The strongest acting came primarily from historical or period pieces.

Daniel Day-Lewis won his third Oscar for his stunningly realistic portrayal of honest Abe in “Lincoln.”

To no one’s surprise, Anne Hathaway received the award for Actress in a Supporting Role for her raw and emotional Fantine in the movie musical “Les Misérables.”

Austrian-born Christoph Waltz won his second Best Supporting Actor award as Dr. King Schultz in Quentin Tarantino’s “Django Unchained.”  

Although the acting this year was superb, the ceremony was far from it.

As Jennifer Lawrence walked up to accept her Best Actress award, she tripped on her own dress walking up the stairs.  However, the young actress handled the incident with grace and humor. 

Once she reached the microphone, the audience was giving her a standing ovation.

“You guys are just standing up because I fell and that’s really embarrassing, but thank you,” Lawrence said as she accepted her Oscar.

Quentin Tarantino was his usual scatterbrained self when he accepted his award for Best Original Screenplay. He was sweaty, excited and downright proud of himself as he ended his acceptance speech with the words “peace out.”

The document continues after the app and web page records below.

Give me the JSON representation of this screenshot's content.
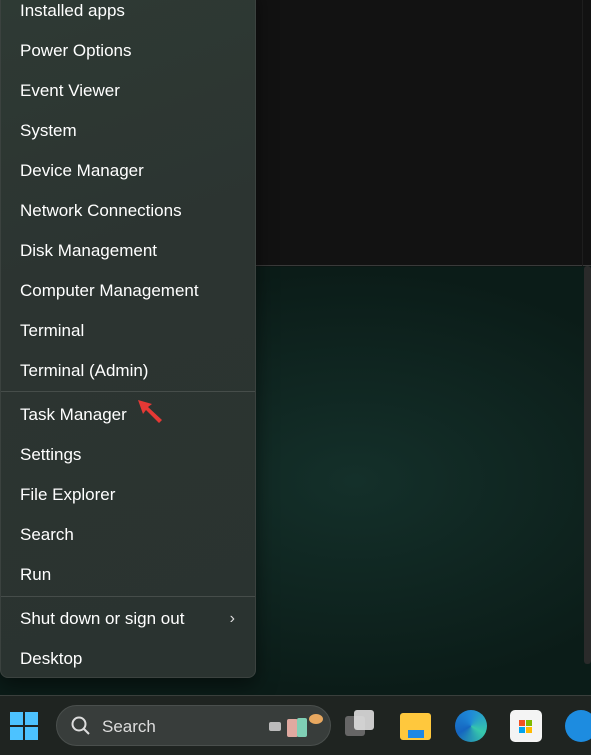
{
  "menu": {
    "items": [
      "Installed apps",
      "Power Options",
      "Event Viewer",
      "System",
      "Device Manager",
      "Network Connections",
      "Disk Management",
      "Computer Management",
      "Terminal",
      "Terminal (Admin)",
      "Task Manager",
      "Settings",
      "File Explorer",
      "Search",
      "Run",
      "Shut down or sign out",
      "Desktop"
    ]
  },
  "taskbar": {
    "search_label": "Search",
    "icons": [
      "start-icon",
      "search-icon",
      "task-view-icon",
      "file-explorer-icon",
      "edge-icon",
      "store-icon",
      "docker-icon"
    ]
  },
  "colors": {
    "accent": "#4cc2ff",
    "arrow": "#e53935"
  }
}
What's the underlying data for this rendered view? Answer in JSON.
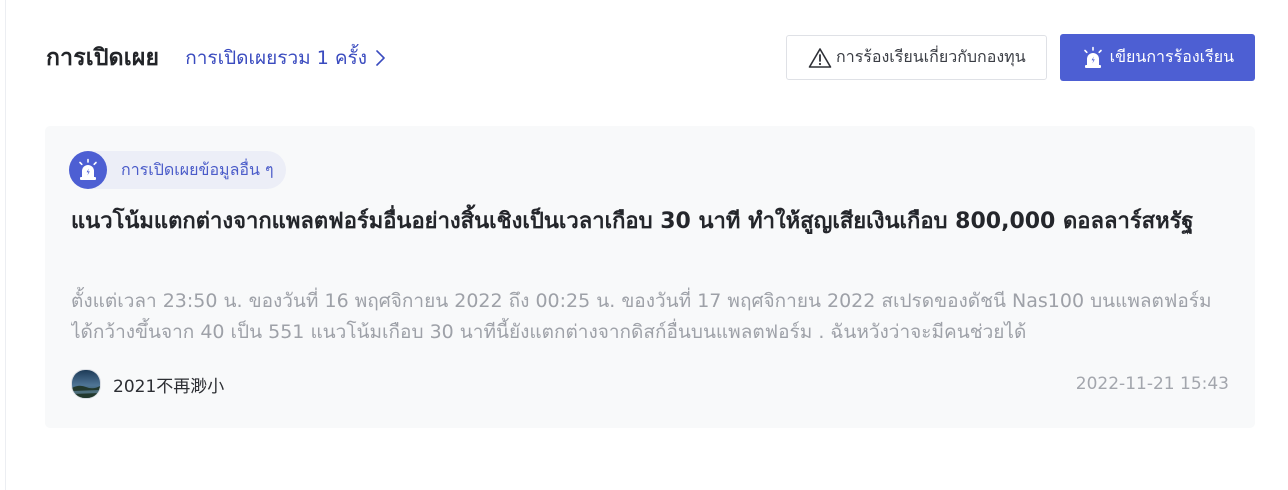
{
  "header": {
    "title": "การเปิดเผย",
    "summary_link": "การเปิดเผยรวม 1 ครั้ง"
  },
  "actions": {
    "complaint_label": "การร้องเรียนเกี่ยวกับกองทุน",
    "write_label": "เขียนการร้องเรียน"
  },
  "card": {
    "tag_label": "การเปิดเผยข้อมูลอื่น ๆ",
    "title": "แนวโน้มแตกต่างจากแพลตฟอร์มอื่นอย่างสิ้นเชิงเป็นเวลาเกือบ 30 นาที ทำให้สูญเสียเงินเกือบ 800,000 ดอลลาร์สหรัฐ",
    "excerpt": "ตั้งแต่เวลา 23:50 น. ของวันที่ 16 พฤศจิกายน 2022 ถึง 00:25 น. ของวันที่ 17 พฤศจิกายน 2022 สเปรดของดัชนี Nas100 บนแพลตฟอร์มได้กว้างขึ้นจาก 40 เป็น 551 แนวโน้มเกือบ 30 นาทีนี้ยังแตกต่างจากดิสก์อื่นบนแพลตฟอร์ม . ฉันหวังว่าจะมีคนช่วยได้",
    "author": "2021不再渺小",
    "timestamp": "2022-11-21 15:43"
  },
  "colors": {
    "accent": "#4d5fd3",
    "link": "#3a4bbf",
    "card_bg": "#f8f9fa",
    "muted_text": "#9ea1a8"
  },
  "icons": {
    "summary_chevron": "chevron-right-icon",
    "complaint": "warning-triangle-icon",
    "write": "alarm-siren-icon",
    "tag": "alarm-siren-icon",
    "avatar": "avatar-image"
  }
}
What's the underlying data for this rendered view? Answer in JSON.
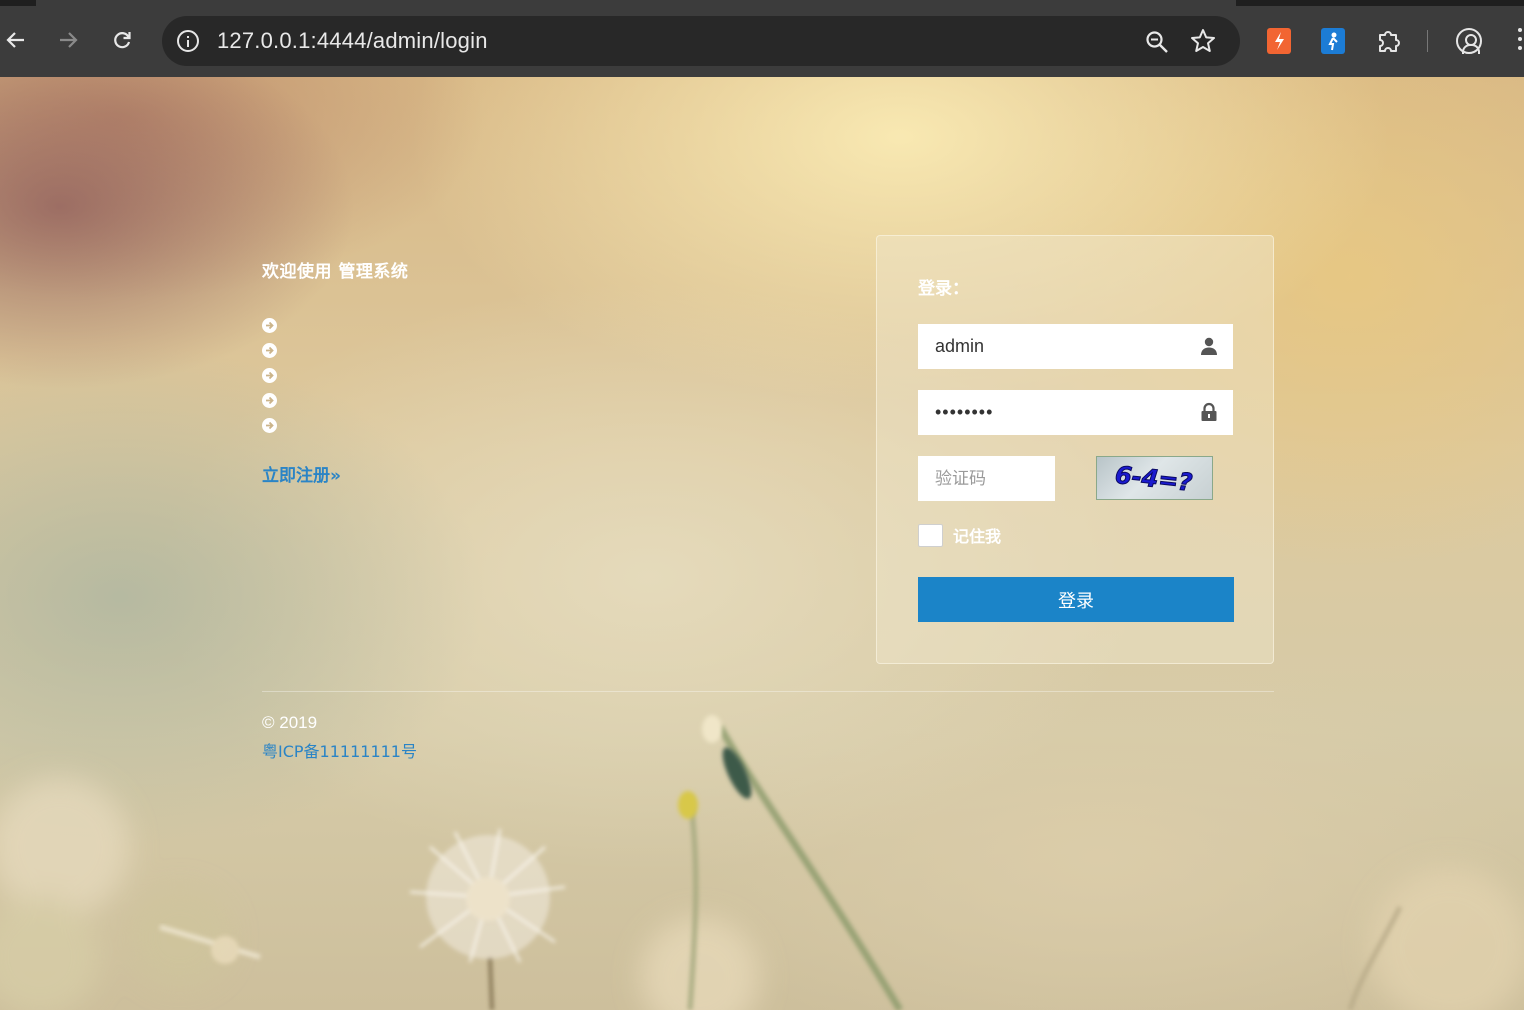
{
  "browser": {
    "url": "127.0.0.1:4444/admin/login",
    "icons": {
      "back": "back-arrow-icon",
      "forward": "forward-arrow-icon",
      "reload": "reload-icon",
      "site_info": "info-icon",
      "zoom": "zoom-icon",
      "bookmark": "star-icon",
      "extensions": "puzzle-icon",
      "profile": "profile-icon",
      "menu": "kebab-menu-icon"
    },
    "extension_colors": [
      "#f26532",
      "#1c7cd5"
    ]
  },
  "intro": {
    "welcome": "欢迎使用 管理系统",
    "feature_count": 5,
    "register_link": "立即注册»"
  },
  "login": {
    "title": "登录：",
    "username_value": "admin",
    "password_value": "••••••••",
    "captcha_placeholder": "验证码",
    "captcha_image_text": "6-4=?",
    "remember_label": "记住我",
    "submit_label": "登录",
    "accent_color": "#1b84c8"
  },
  "footer": {
    "copyright": "© 2019",
    "icp": "粤ICP备11111111号"
  }
}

Renée Zellweger also had an interesting moment when presenting the Best Original Song with her cast from “Chicago.”  Not only did the one-time Oscar winner seem a little off-kilter, when handed the envelope to read the winner, she squinted and passed it on to Queen Latifah.  Rumors of drunkenness, drug abuse and illiteracy quickly proliferated on the internet.

Despite it being three and a half hours long, the night was littered with pleasant surprises.

To everyone’s surprise, first lady Michelle Obama announced the award for Best Picture from the White House.

“[These films] reminded us that we can overcome any obstacle if we dig deep enough and fight hard enough and find the courage within ourselves,” Obama said.

The universe was also blessed with a performance from Adele and her song “Skyfall” from the James Bond movie of the same name.  The anthem also won the Oscar for Best Original Song.

Also, Dame Shirley Bassey, performed “Goldfinger” from the 1964 Bond movie.  Bassey was equally as stunning as she celebrated the 50th anniversary of the James Bond franchise.

The theme of the ceremony was music’s role in film, and the musical numbers ended up being some of the best moments.

Aside from this year’s Best Original Song nominees, several outstanding songs from films gone by made an appearance.

Jennifer Hudson’s “And I Am Telling You” from “Dreamgirls” and Catherine Zeta-Jones’ “All That Jazz” from “Chicago” were a welcome reprieve from the typical awards show fare, though the did ceremony seem more like a Tony awards show.

Despite the length of the ceremony and the hit-and-miss humor of the host, the 85th annual Academy Awards proved to be a success, thanks primarily to the stunning cameos.  From Michelle Obama to Adele to Jennifer Lawrence nearly falling on her face, this was an Oscars to be remembered.